Keep in mind that you can buy any dog, whether it’s from an animal shelter, a fancier, or even from raising yourself. Training your dog to perform tasks specific to you is what qualifies him to be a service dog, not buying him from a particular organization.
The ADA defines service animals as animals that have been trained to perform tasks for a person with a disability. Psychological service dogs can help an individual with an anxiety disorder perform tasks related to their disability. Most of the research on the benefits of service dogs for anxiety revolves around veterans with PTSD. Service dogs can help improve quality of life and symptoms of PTSD. More research is needed to screen service dogs for other types of anxiety disorders.
Word from Verywell
Not all disabilities are visible, and thank God the ADA includes psychiatric service animals for people with mental health conditions. If you have a mental health condition, such as an anxiety disorder, and have difficulty performing daily tasks, you may benefit from a service dog. Your service dog can be trained to perform these tasks for you and help you participate fully in everyday life while managing your anxiety.
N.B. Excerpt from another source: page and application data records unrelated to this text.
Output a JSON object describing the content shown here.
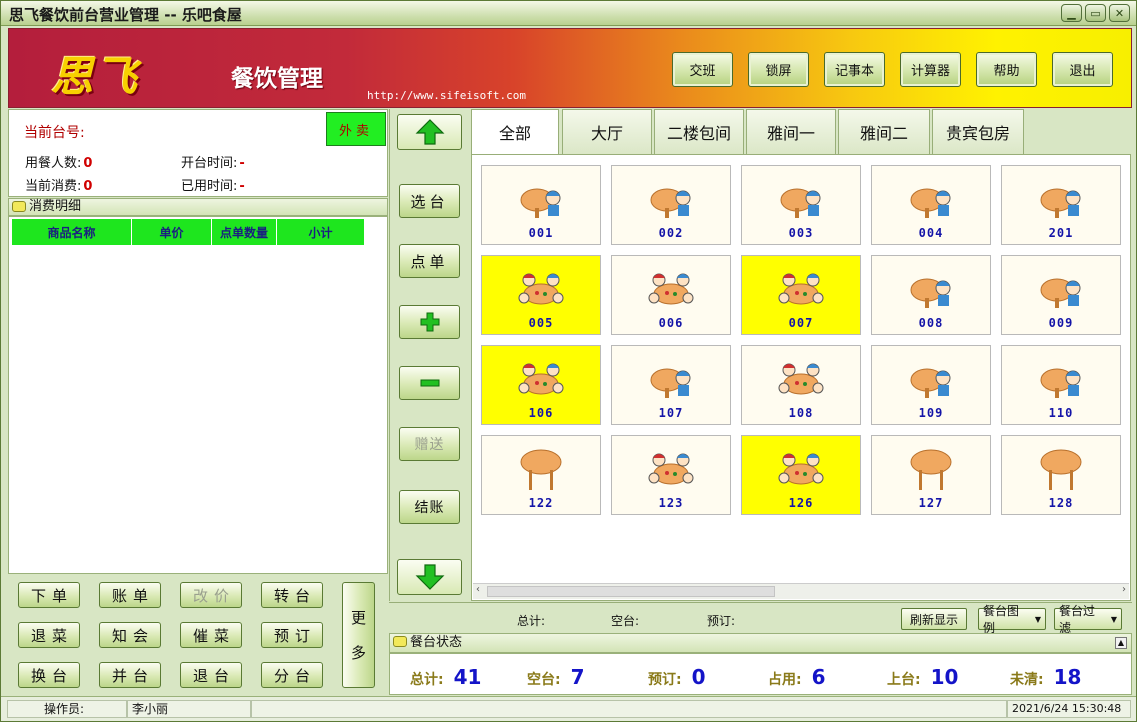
{
  "window": {
    "title": "思飞餐饮前台营业管理 -- 乐吧食屋",
    "controls": [
      "▁",
      "▭",
      "✕"
    ]
  },
  "banner": {
    "logo": "思飞",
    "subtitle": "餐饮管理",
    "url": "http://www.sifeisoft.com",
    "buttons": [
      "交班",
      "锁屏",
      "记事本",
      "计算器",
      "帮助",
      "退出"
    ]
  },
  "current": {
    "table_label": "当前台号:",
    "takeout_label": "外卖",
    "diners_label": "用餐人数:",
    "diners_value": "0",
    "spend_label": "当前消费:",
    "spend_value": "0",
    "open_time_label": "开台时间:",
    "open_time_value": "-",
    "used_time_label": "已用时间:",
    "used_time_value": "-"
  },
  "detail": {
    "header": "消费明细",
    "columns": [
      "商品名称",
      "单价",
      "点单数量",
      "小计"
    ]
  },
  "ops": {
    "buttons": [
      {
        "label": "下单",
        "enabled": true
      },
      {
        "label": "账单",
        "enabled": true
      },
      {
        "label": "改价",
        "enabled": false
      },
      {
        "label": "转台",
        "enabled": true
      },
      {
        "label": "退菜",
        "enabled": true
      },
      {
        "label": "知会",
        "enabled": true
      },
      {
        "label": "催菜",
        "enabled": true
      },
      {
        "label": "预订",
        "enabled": true
      },
      {
        "label": "换台",
        "enabled": true
      },
      {
        "label": "并台",
        "enabled": true
      },
      {
        "label": "退台",
        "enabled": true
      },
      {
        "label": "分台",
        "enabled": true
      }
    ],
    "more_label": [
      "更",
      "多"
    ]
  },
  "middle": {
    "select_table": "选台",
    "order": "点单",
    "plus": "+",
    "minus": "−",
    "gift": "赠送",
    "checkout": "结账"
  },
  "tabs": [
    "全部",
    "大厅",
    "二楼包间",
    "雅间一",
    "雅间二",
    "贵宾包房"
  ],
  "active_tab": "全部",
  "tables": [
    {
      "num": "001",
      "state": "free"
    },
    {
      "num": "002",
      "state": "free"
    },
    {
      "num": "003",
      "state": "free"
    },
    {
      "num": "004",
      "state": "free"
    },
    {
      "num": "201",
      "state": "free"
    },
    {
      "num": "005",
      "state": "occupied"
    },
    {
      "num": "006",
      "state": "reserved"
    },
    {
      "num": "007",
      "state": "occupied"
    },
    {
      "num": "008",
      "state": "free"
    },
    {
      "num": "009",
      "state": "free"
    },
    {
      "num": "106",
      "state": "occupied"
    },
    {
      "num": "107",
      "state": "free"
    },
    {
      "num": "108",
      "state": "reserved"
    },
    {
      "num": "109",
      "state": "free"
    },
    {
      "num": "110",
      "state": "free"
    },
    {
      "num": "122",
      "state": "empty"
    },
    {
      "num": "123",
      "state": "reserved"
    },
    {
      "num": "126",
      "state": "occupied"
    },
    {
      "num": "127",
      "state": "empty"
    },
    {
      "num": "128",
      "state": "empty"
    }
  ],
  "summary": {
    "total_label": "总计:",
    "vacant_label": "空台:",
    "reserved_label": "预订:",
    "refresh_btn": "刷新显示",
    "legend_btn": "餐台图例",
    "filter_btn": "餐台过滤"
  },
  "state": {
    "header": "餐台状态",
    "items": [
      {
        "label": "总计:",
        "value": "41"
      },
      {
        "label": "空台:",
        "value": "7"
      },
      {
        "label": "预订:",
        "value": "0"
      },
      {
        "label": "占用:",
        "value": "6"
      },
      {
        "label": "上台:",
        "value": "10"
      },
      {
        "label": "未清:",
        "value": "18"
      }
    ]
  },
  "statusbar": {
    "operator_label": "操作员:",
    "operator": "李小丽",
    "datetime": "2021/6/24 15:30:48"
  },
  "colors": {
    "occupied": "#ffff00",
    "free": "#fffcf0",
    "table_number": "#1414a8",
    "header_green": "#1ee61e"
  }
}
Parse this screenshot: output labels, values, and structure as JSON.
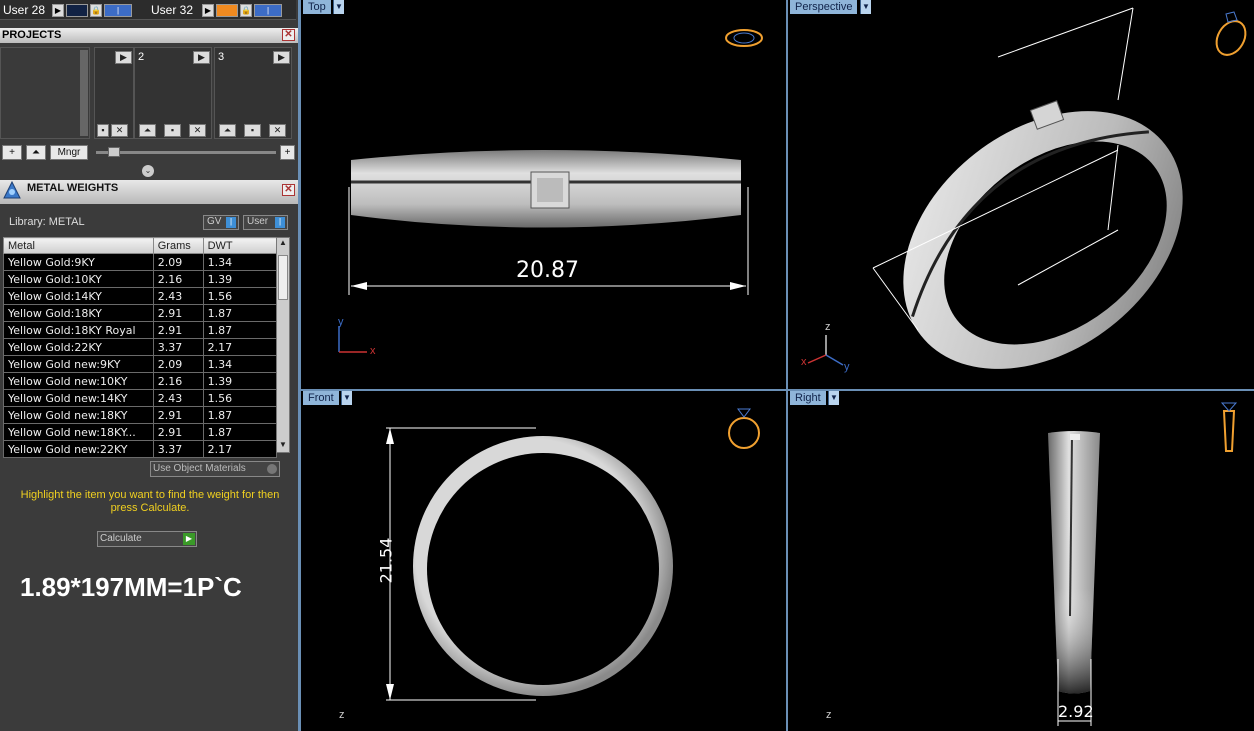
{
  "users": [
    {
      "label": "User 28"
    },
    {
      "label": "User 32"
    }
  ],
  "projects": {
    "title": "PROJECTS",
    "slots": [
      "2",
      "3"
    ],
    "mngr_label": "Mngr"
  },
  "metal_weights": {
    "title": "METAL WEIGHTS",
    "library_label": "Library: METAL",
    "gv_label": "GV",
    "user_label": "User",
    "columns": [
      "Metal",
      "Grams",
      "DWT"
    ],
    "rows": [
      [
        "Yellow Gold:9KY",
        "2.09",
        "1.34"
      ],
      [
        "Yellow Gold:10KY",
        "2.16",
        "1.39"
      ],
      [
        "Yellow Gold:14KY",
        "2.43",
        "1.56"
      ],
      [
        "Yellow Gold:18KY",
        "2.91",
        "1.87"
      ],
      [
        "Yellow Gold:18KY Royal",
        "2.91",
        "1.87"
      ],
      [
        "Yellow Gold:22KY",
        "3.37",
        "2.17"
      ],
      [
        "Yellow Gold new:9KY",
        "2.09",
        "1.34"
      ],
      [
        "Yellow Gold new:10KY",
        "2.16",
        "1.39"
      ],
      [
        "Yellow Gold new:14KY",
        "2.43",
        "1.56"
      ],
      [
        "Yellow Gold new:18KY",
        "2.91",
        "1.87"
      ],
      [
        "Yellow Gold new:18KY...",
        "2.91",
        "1.87"
      ],
      [
        "Yellow Gold new:22KY",
        "3.37",
        "2.17"
      ]
    ],
    "use_object_materials": "Use Object Materials",
    "instructions": "Highlight the item you want to find the weight for then press Calculate.",
    "calculate_label": "Calculate",
    "note": "1.89*197MM=1P`C"
  },
  "viewports": {
    "top": {
      "label": "Top",
      "dimension": "20.87",
      "axis_y": "y",
      "axis_x": "x"
    },
    "perspective": {
      "label": "Perspective",
      "axis_z": "z",
      "axis_x": "x",
      "axis_y": "y"
    },
    "front": {
      "label": "Front",
      "dimension": "21.54",
      "axis_z": "z"
    },
    "right": {
      "label": "Right",
      "dimension": "2.92",
      "axis_z": "z"
    }
  },
  "colors": {
    "accent": "#8fb5d9",
    "dimension_line": "#ffffff",
    "ring_icon": "#f0a030",
    "warning_text": "#f0d020"
  }
}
Frequently Asked Questions
Can you get a service dog for free?
Many dog breeding and training organizations offer financial aid and provide service dogs free of charge. You can also train your existing pet, raise your own puppy, or adopt an animal from animal rescue for free or at low cost.
What are the best breeds for service dogs?
The ADA has no restrictions on which dog breeds can be service animals. However, trainers and experts have determined that some breeds are easier to train than others. The American Kennel Club states that German Shepherds, Labradors, and Golden Retrievers are popular service dog breeds.
Why can’t you serve pet dogs?
Service dogs are working animals. They are necessary for the participation of their owner in everyday life and are required due to their disability. Petting a service dog can distract him from his work and harm his owner.
How do you identify a service dog?
Many service dogs wear special harnesses that identify them as service animals. However, this is not a requirement. To identify or confirm an animal as a service dog, the ADA allows business owners to ask only two questions: 1) Is the dog a required service animal because of a disability? 2) What work or task has the dog been trained to do? It is not acceptable to ask the owner to provide documents, explain his disability, or show assignments.